Mind the gap: Cheaper apartment rents are letting buyers into the market sooner

30 September, 2021

A record gap between the cost of renting a unit and a house is “opening a window” for first-home buyers looking to get into the property market, experts say.

Nationally, the gap between house and apartment rents is now $50 per week, new analysis from Domain shows, with the median weekly rent for a house sitting at $477, while unit rent costs $427.

Ten years ago, that gap was only $5.

Domain chief of research and economics Nicola Powell said this record gap meant people renting units were able to save more now than ever, thanks to the cheaper costs, which allowed them to buy into the market sooner.

She also said the consistent decline of unit rents across some capitals had seen investors turn away from buying them, instead focusing their purchasing efforts on houses that have more broadly maintained higher rent prices and income earnings.

That gave first-home buyers further opportunity to get into the apartment market without the competition from investors that often pushed prices higher.

“If a tenant is able to move and choose cheaper rent, they can save quicker and enter the housing market,” she said.

“And investors are attracted to houses because of the house price rises, drawn to the prospect of big capital growth, so they’re not there to compete with the first-home buyers.”


House rents

Unit rents






















































Weekly Rent Gaps- National

Source: Domain Research House, June 2021.

The gap between house and unit rents across Australia’s capital cities is sitting at record levels, jumping well ahead of where they were a decade ago.

The two most significant rises were in Darwin and Canberra, where the difference between house and unit rents was well over $120 per week.
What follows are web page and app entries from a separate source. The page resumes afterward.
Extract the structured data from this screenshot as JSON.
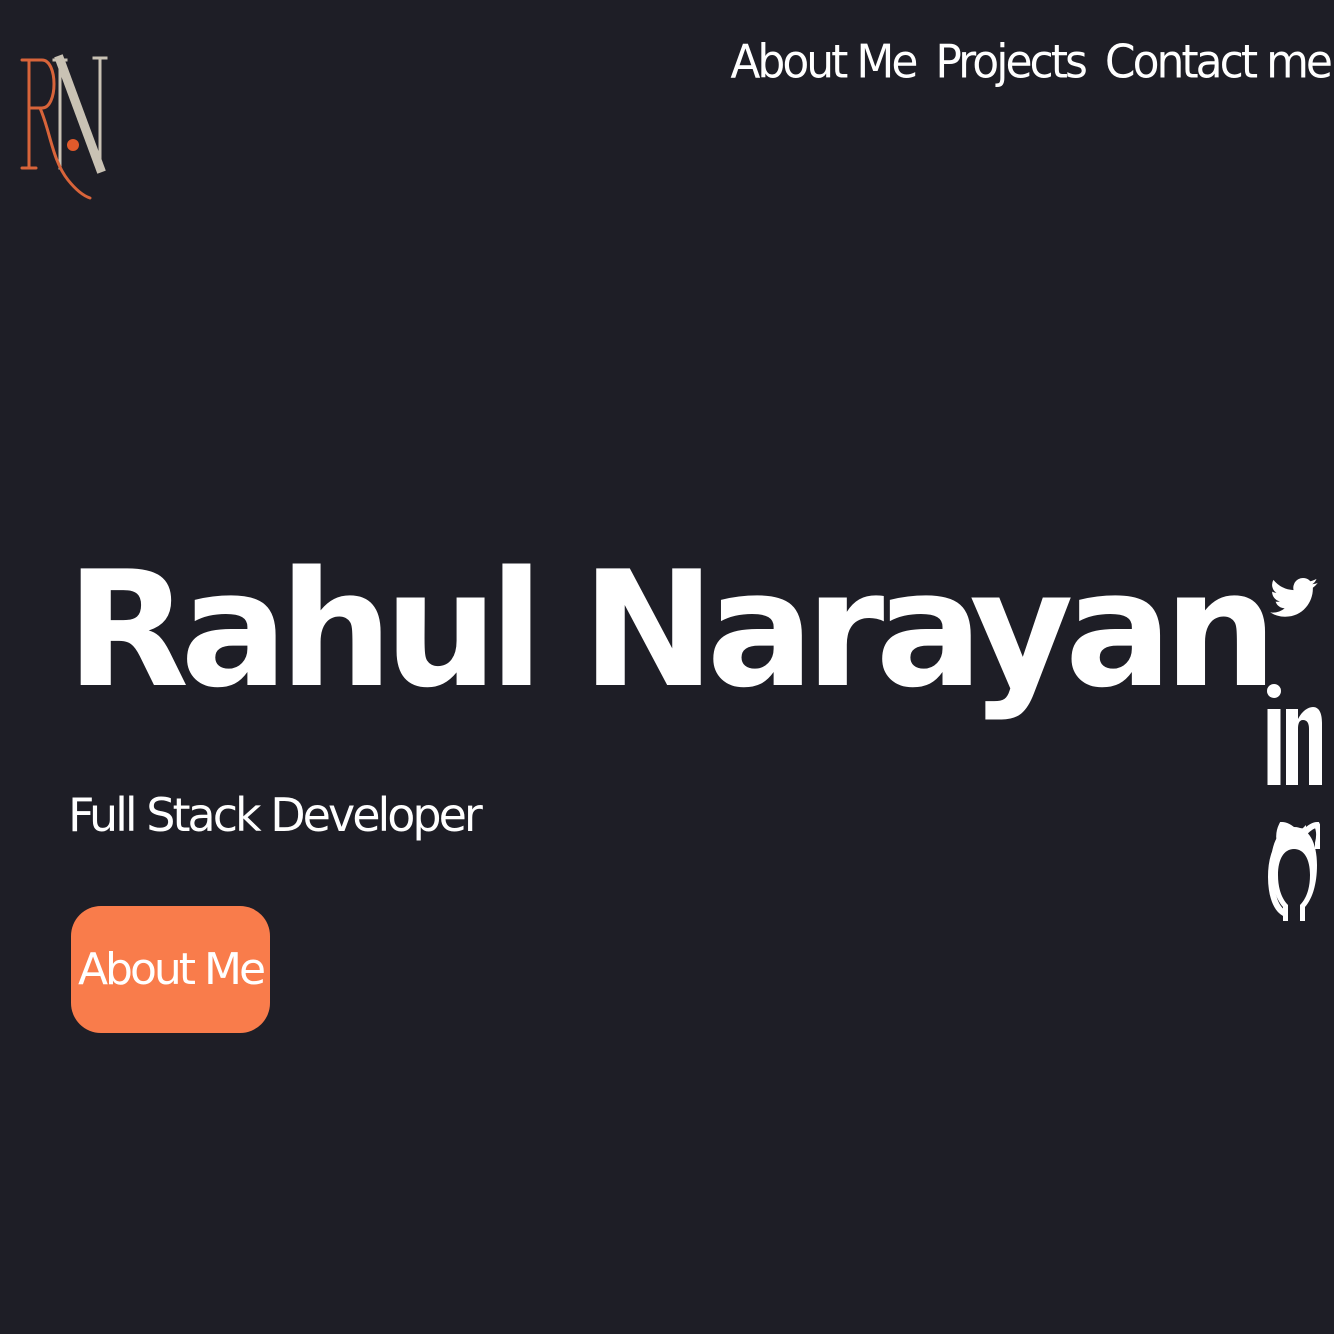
{
  "logo": {
    "icon": "rn-monogram-logo",
    "letters": "RN",
    "colors": {
      "r": "#d8643a",
      "n": "#c9c2b4",
      "dot": "#e05a2b"
    }
  },
  "nav": {
    "items": [
      {
        "label": "About Me"
      },
      {
        "label": "Projects"
      },
      {
        "label": "Contact me"
      }
    ]
  },
  "hero": {
    "name": "Rahul Narayan",
    "role": "Full Stack Developer",
    "cta_label": "About Me"
  },
  "social": {
    "items": [
      {
        "icon": "twitter-icon"
      },
      {
        "icon": "linkedin-icon"
      },
      {
        "icon": "github-icon"
      }
    ]
  },
  "theme": {
    "background": "#1e1e26",
    "accent": "#f97c4b",
    "text": "#ffffff"
  }
}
That had jumped significantly since 2011 where the two cities saw a difference in rents of just $30 and $40 respectively.

In Sydney, the gap between rents for units and houses also widened, with $80 between the two in June.  That was almost double the $45 gap recorded back in 2011.

Melbourne’s divide between house and unit rents rose to $65, from a difference of just $10 a decade ago.

Brisbane has also seen the gap between unit and house rents widen, with the median weekly rents for houses leaving a divide of $50, well up from the $10 difference in 2011, data shows.

Barry Plant Victoria executive director Mike McCarthy said there was a great opportunity for those who were looking for a cheaper buy to get into the market, but this would only be for a short time.

“I think it provides a window before things correct themselves over time,” Mr McCarthy said. “That window will close as we learn how to live with COVID-19 and we reopen the national borders.”

An influx of international migrants looking to Australia as a much healthier place to live would boost sales of apartments in the inner city, he said.

Propertyology head of research Simon Pressley took a more pessimistic view saying it could take up to five years for the unit market and rents to recover from the impact of the pandemic.

Prices could stay at low levels or even fall, even as the market recovers, he warned.

“I think there’s a lot of people contemplating [buying an apartment] now … but they should be asking themselves, ‘how would I feel in two years time if I bought an apartment for $550,000 and it’s now worth $480,000’?” Mr Pressley said.

“The prices that are going up are for houses and not units, so that should be sounding alarm bells.”